## TRY IT
Search the data for "cart". Return each matching line.

(App and web page records)
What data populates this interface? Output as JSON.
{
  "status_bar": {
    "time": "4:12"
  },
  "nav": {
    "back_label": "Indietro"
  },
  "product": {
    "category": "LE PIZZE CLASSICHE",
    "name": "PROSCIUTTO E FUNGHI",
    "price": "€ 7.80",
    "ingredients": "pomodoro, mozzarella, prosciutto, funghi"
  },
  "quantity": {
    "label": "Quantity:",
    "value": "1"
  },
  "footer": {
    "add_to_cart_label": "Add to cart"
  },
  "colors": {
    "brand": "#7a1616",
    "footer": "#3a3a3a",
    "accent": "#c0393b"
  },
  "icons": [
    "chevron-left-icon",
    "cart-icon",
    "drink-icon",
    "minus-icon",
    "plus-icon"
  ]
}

## RESULT OF THIS EXERCISE
    "add_to_cart_label": "Add to cart"
    "cart-icon",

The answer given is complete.